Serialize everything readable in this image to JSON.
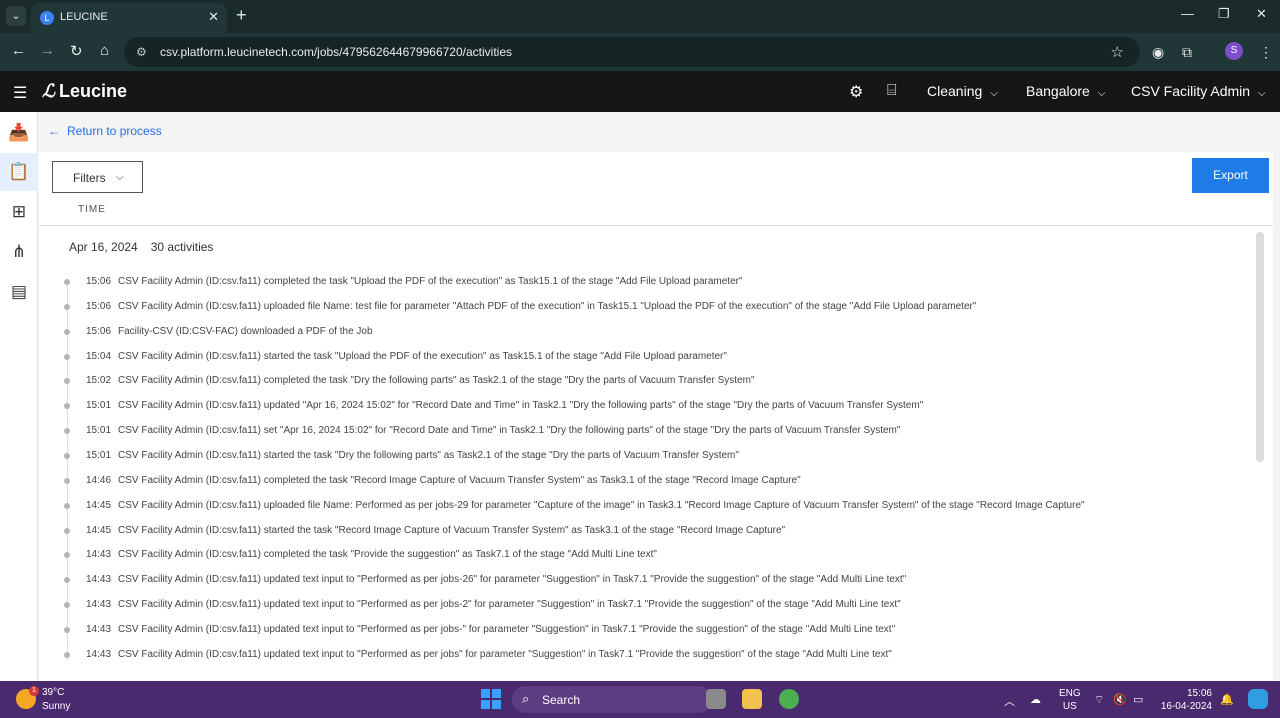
{
  "browser": {
    "tab_title": "LEUCINE",
    "url": "csv.platform.leucinetech.com/jobs/479562644679966720/activities",
    "profile_initial": "S"
  },
  "header": {
    "app_name": "Leucine",
    "use_case": "Cleaning",
    "facility": "Bangalore",
    "user_role": "CSV Facility Admin"
  },
  "page": {
    "back_label": "Return to process",
    "filters_label": "Filters",
    "export_label": "Export",
    "column_time": "TIME",
    "date": "Apr 16, 2024",
    "activity_count": "30 activities"
  },
  "activities": [
    {
      "time": "15:06",
      "text": "CSV Facility Admin (ID:csv.fa11) completed the task \"Upload the PDF of the execution\" as Task15.1 of the stage \"Add File Upload parameter\""
    },
    {
      "time": "15:06",
      "text": "CSV Facility Admin (ID:csv.fa11) uploaded file Name: test file for parameter \"Attach PDF of the execution\" in Task15.1 \"Upload the PDF of the execution\" of the stage \"Add File Upload parameter\""
    },
    {
      "time": "15:06",
      "text": "Facility-CSV (ID:CSV-FAC) downloaded a PDF of the Job"
    },
    {
      "time": "15:04",
      "text": "CSV Facility Admin (ID:csv.fa11) started the task \"Upload the PDF of the execution\" as Task15.1 of the stage \"Add File Upload parameter\""
    },
    {
      "time": "15:02",
      "text": "CSV Facility Admin (ID:csv.fa11) completed the task \"Dry the following parts\" as Task2.1 of the stage \"Dry the parts of Vacuum Transfer System\""
    },
    {
      "time": "15:01",
      "text": "CSV Facility Admin (ID:csv.fa11) updated \"Apr 16, 2024 15:02\" for \"Record Date and Time\" in Task2.1 \"Dry the following parts\" of the stage \"Dry the parts of Vacuum Transfer System\""
    },
    {
      "time": "15:01",
      "text": "CSV Facility Admin (ID:csv.fa11) set \"Apr 16, 2024 15:02\" for \"Record Date and Time\" in Task2.1 \"Dry the following parts\" of the stage \"Dry the parts of Vacuum Transfer System\""
    },
    {
      "time": "15:01",
      "text": "CSV Facility Admin (ID:csv.fa11) started the task \"Dry the following parts\" as Task2.1 of the stage \"Dry the parts of Vacuum Transfer System\""
    },
    {
      "time": "14:46",
      "text": "CSV Facility Admin (ID:csv.fa11) completed the task \"Record Image Capture of Vacuum Transfer System\" as Task3.1 of the stage \"Record Image Capture\""
    },
    {
      "time": "14:45",
      "text": "CSV Facility Admin (ID:csv.fa11) uploaded file Name: Performed as per jobs-29 for parameter \"Capture of the image\" in Task3.1 \"Record Image Capture of Vacuum Transfer System\" of the stage \"Record Image Capture\""
    },
    {
      "time": "14:45",
      "text": "CSV Facility Admin (ID:csv.fa11) started the task \"Record Image Capture of Vacuum Transfer System\" as Task3.1 of the stage \"Record Image Capture\""
    },
    {
      "time": "14:43",
      "text": "CSV Facility Admin (ID:csv.fa11) completed the task \"Provide the suggestion\" as Task7.1 of the stage \"Add Multi Line text\""
    },
    {
      "time": "14:43",
      "text": "CSV Facility Admin (ID:csv.fa11) updated text input to \"Performed as per jobs-26\" for parameter \"Suggestion\" in Task7.1 \"Provide the suggestion\" of the stage \"Add Multi Line text\""
    },
    {
      "time": "14:43",
      "text": "CSV Facility Admin (ID:csv.fa11) updated text input to \"Performed as per jobs-2\" for parameter \"Suggestion\" in Task7.1 \"Provide the suggestion\" of the stage \"Add Multi Line text\""
    },
    {
      "time": "14:43",
      "text": "CSV Facility Admin (ID:csv.fa11) updated text input to \"Performed as per jobs-\" for parameter \"Suggestion\" in Task7.1 \"Provide the suggestion\" of the stage \"Add Multi Line text\""
    },
    {
      "time": "14:43",
      "text": "CSV Facility Admin (ID:csv.fa11) updated text input to \"Performed as per jobs\" for parameter \"Suggestion\" in Task7.1 \"Provide the suggestion\" of the stage \"Add Multi Line text\""
    }
  ],
  "taskbar": {
    "temperature": "39°C",
    "weather": "Sunny",
    "weather_badge": "1",
    "search_label": "Search",
    "lang_top": "ENG",
    "lang_bottom": "US",
    "time": "15:06",
    "date": "16-04-2024"
  },
  "icons": {
    "tab_menu": "chevron-down-icon",
    "side_nav": [
      "inbox-icon",
      "clipboard-icon",
      "hierarchy-icon",
      "sitemap-icon",
      "report-icon"
    ]
  }
}
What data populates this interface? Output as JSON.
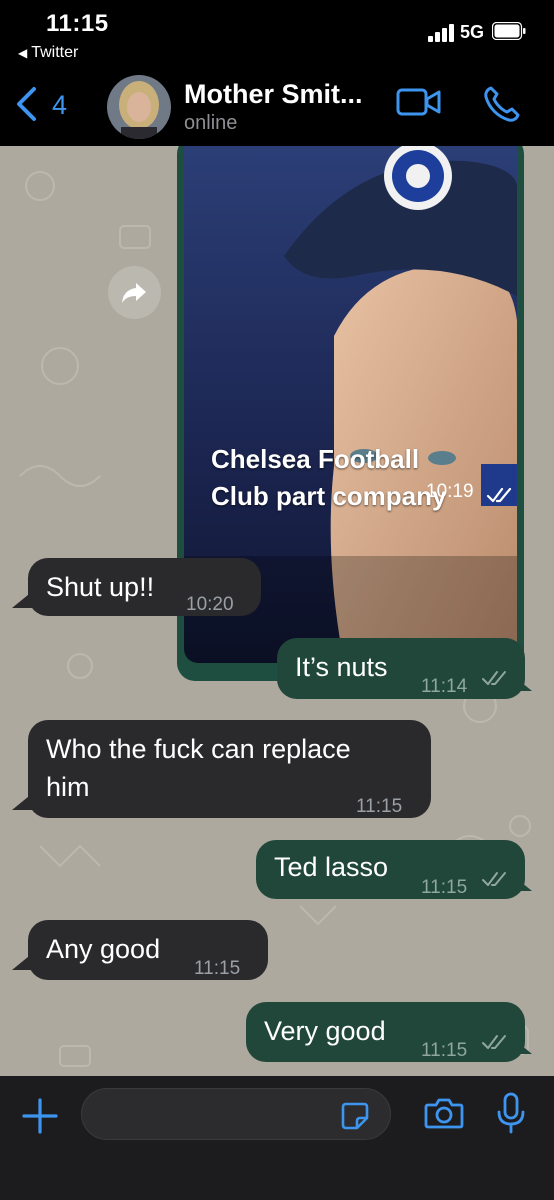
{
  "status_bar": {
    "time": "11:15",
    "back_app": "Twitter",
    "network": "5G"
  },
  "header": {
    "back_count": "4",
    "contact_name": "Mother Smit...",
    "contact_status": "online"
  },
  "messages": [
    {
      "direction": "out",
      "type": "image",
      "caption_line1": "Chelsea Football",
      "caption_line2": "Club part company",
      "time": "10:19",
      "ticks": "read"
    },
    {
      "direction": "in",
      "text": "Shut up!!",
      "time": "10:20"
    },
    {
      "direction": "out",
      "text": "It’s nuts",
      "time": "11:14",
      "ticks": "read"
    },
    {
      "direction": "in",
      "text_line1": "Who the fuck can replace",
      "text_line2": "him",
      "time": "11:15"
    },
    {
      "direction": "out",
      "text": "Ted lasso",
      "time": "11:15",
      "ticks": "read"
    },
    {
      "direction": "in",
      "text": "Any good",
      "time": "11:15"
    },
    {
      "direction": "out",
      "text": "Very good",
      "time": "11:15",
      "ticks": "read"
    }
  ],
  "colors": {
    "accent": "#3d95f0",
    "outgoing_bubble": "#21473b",
    "incoming_bubble": "#2a2a2c",
    "chat_background": "#ada99f"
  },
  "icons": {
    "header": [
      "chevron-left-icon",
      "video-camera-icon",
      "phone-icon"
    ],
    "input": [
      "plus-icon",
      "sticker-icon",
      "camera-icon",
      "microphone-icon"
    ],
    "chat": [
      "forward-icon",
      "double-check-icon"
    ]
  }
}
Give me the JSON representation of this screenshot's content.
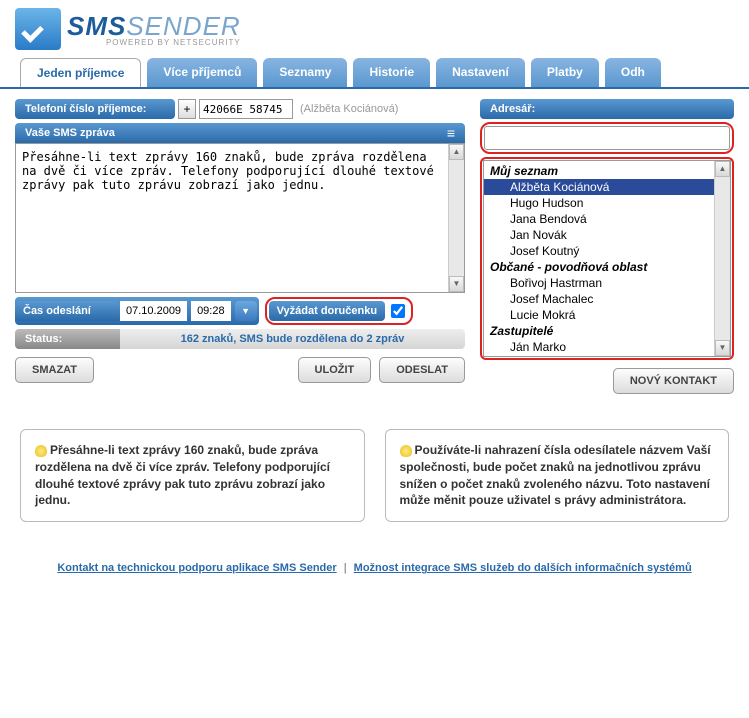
{
  "logo": {
    "brand": "SMS",
    "brand2": "SENDER",
    "sub": "POWERED BY NETSECURITY"
  },
  "tabs": [
    "Jeden příjemce",
    "Více příjemců",
    "Seznamy",
    "Historie",
    "Nastavení",
    "Platby",
    "Odh"
  ],
  "phone": {
    "label": "Telefoní číslo příjemce:",
    "prefix": "+",
    "value": "42066E 58745",
    "name": "(Alžběta Kociánová)"
  },
  "msg": {
    "header": "Vaše SMS zpráva",
    "text": "Přesáhne-li text zprávy 160 znaků, bude zpráva rozdělena na dvě či více zpráv. Telefony podporující dlouhé textové zprávy pak tuto zprávu zobrazí jako jednu. "
  },
  "time": {
    "label": "Čas odeslání",
    "date": "07.10.2009",
    "hour": "09:28"
  },
  "receipt": {
    "label": "Vyžádat doručenku"
  },
  "status": {
    "label": "Status:",
    "text": "162 znaků, SMS bude rozdělena do 2 zpráv"
  },
  "buttons": {
    "clear": "SMAZAT",
    "save": "ULOŽIT",
    "send": "ODESLAT",
    "new_contact": "NOVÝ KONTAKT"
  },
  "addressbook": {
    "label": "Adresář:",
    "groups": [
      {
        "name": "Můj seznam",
        "items": [
          "Alžběta Kociánová",
          "Hugo Hudson",
          "Jana Bendová",
          "Jan Novák",
          "Josef Koutný"
        ],
        "selected": 0
      },
      {
        "name": "Občané - povodňová oblast",
        "items": [
          "Bořivoj Hastrman",
          "Josef Machalec",
          "Lucie Mokrá"
        ]
      },
      {
        "name": "Zastupitelé",
        "items": [
          "Ján Marko"
        ]
      }
    ]
  },
  "tips": {
    "left": "Přesáhne-li text zprávy 160 znaků, bude zpráva rozdělena na dvě či více zpráv. Telefony podporující dlouhé textové zprávy pak tuto zprávu zobrazí jako jednu.",
    "right": "Používáte-li nahrazení čísla odesílatele názvem Vaší společnosti, bude počet znaků na jednotlivou zprávu snížen o počet znaků zvoleného názvu. Toto nastavení může měnit pouze uživatel s právy administrátora."
  },
  "footer": {
    "link1": "Kontakt na technickou podporu aplikace SMS Sender",
    "link2": "Možnost integrace SMS služeb do dalších informačních systémů"
  }
}
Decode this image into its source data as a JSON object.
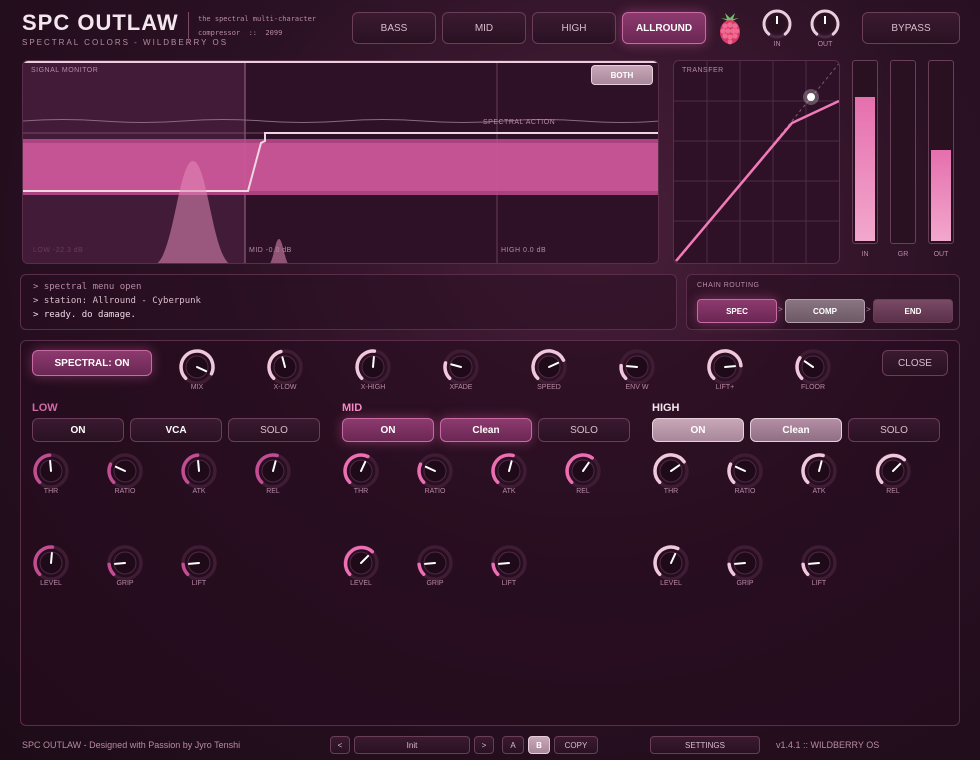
{
  "header": {
    "title": "SPC OUTLAW",
    "subtitle": "SPECTRAL COLORS - WILDBERRY OS",
    "desc_line1": "the spectral multi-character",
    "desc_line2": "compressor  ::  2099",
    "modes": [
      "BASS",
      "MID",
      "HIGH",
      "ALLROUND"
    ],
    "active_mode": "ALLROUND",
    "in_label": "IN",
    "out_label": "OUT",
    "bypass_label": "BYPASS",
    "logo_icon": "raspberry-icon"
  },
  "signal_monitor": {
    "label": "SIGNAL MONITOR",
    "both_label": "BOTH",
    "spectral_action": "SPECTRAL ACTION",
    "band_low": "LOW -22.3 dB",
    "band_mid": "MID -0.0 dB",
    "band_high": "HIGH 0.0 dB"
  },
  "transfer": {
    "label": "TRANSFER"
  },
  "meters": {
    "in_label": "IN",
    "gr_label": "GR",
    "out_label": "OUT",
    "in_level": 0.81,
    "gr_level": 0.0,
    "out_level": 0.51
  },
  "console": {
    "lines": [
      "> spectral menu open",
      "> station: Allround - Cyberpunk",
      "> ready. do damage."
    ]
  },
  "chain": {
    "label": "CHAIN ROUTING",
    "spec": "SPEC",
    "comp": "COMP",
    "end": "END"
  },
  "spectral": {
    "toggle_label": "SPECTRAL: ON",
    "close_label": "CLOSE",
    "knobs": [
      "MIX",
      "X-LOW",
      "X-HIGH",
      "XFADE",
      "SPEED",
      "ENV W",
      "LIFT+",
      "FLOOR"
    ]
  },
  "bands": {
    "low": {
      "title": "LOW",
      "on": "ON",
      "mode": "VCA",
      "solo": "SOLO"
    },
    "mid": {
      "title": "MID",
      "on": "ON",
      "mode": "Clean",
      "solo": "SOLO"
    },
    "high": {
      "title": "HIGH",
      "on": "ON",
      "mode": "Clean",
      "solo": "SOLO"
    },
    "row1_labels": [
      "THR",
      "RATIO",
      "ATK",
      "REL"
    ],
    "row2_labels": [
      "LEVEL",
      "GRIP",
      "LIFT"
    ]
  },
  "footer": {
    "credit": "SPC OUTLAW  -  Designed with Passion by Jyro Tenshi",
    "prev": "<",
    "preset": "Init",
    "next": ">",
    "slot_a": "A",
    "slot_b": "B",
    "copy": "COPY",
    "settings": "SETTINGS",
    "version": "v1.4.1  ::  WILDBERRY OS"
  },
  "colors": {
    "accent": "#e56fae",
    "accent_dim": "#8d3a6e",
    "pale": "#e8cfdc",
    "bg": "#2b1124"
  }
}
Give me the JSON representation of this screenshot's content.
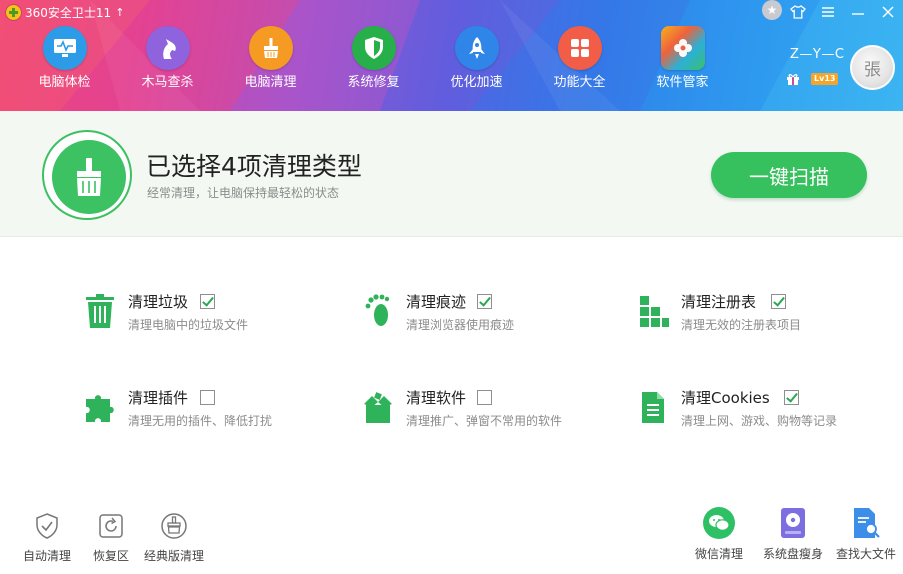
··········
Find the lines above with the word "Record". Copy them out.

      "text": "CSV Facility Admin (ID:csv.fa11) updated \"Apr 16, 2024 15:02\" for \"Record Date and Time\" in Task2.1 \"Dry the following parts\" of the stage \"Dry the parts of Vacuum Transfer System\""
      "text": "CSV Facility Admin (ID:csv.fa11) set \"Apr 16, 2024 15:02\" for \"Record Date and Time\" in Task2.1 \"Dry the following parts\" of the stage \"Dry the parts of Vacuum Transfer System\""
      "text": "CSV Facility Admin (ID:csv.fa11) completed the task \"Record Image Capture of Vacuum Transfer System\" as Task3.1 of the stage \"Record Image Capture\""
      "text": "CSV Facility Admin (ID:csv.fa11) uploaded file Name: Performed as per jobs-29 for parameter \"Capture of the image\" in Task3.1 \"Record Image Capture of Vacuum Transfer System\" of the stage \"Record Image Capture\""
      "text": "CSV Facility Admin (ID:csv.fa11) started the task \"Record Image Capture of Vacuum Transfer System\" as Task3.1 of the stage \"Record Image Capture\""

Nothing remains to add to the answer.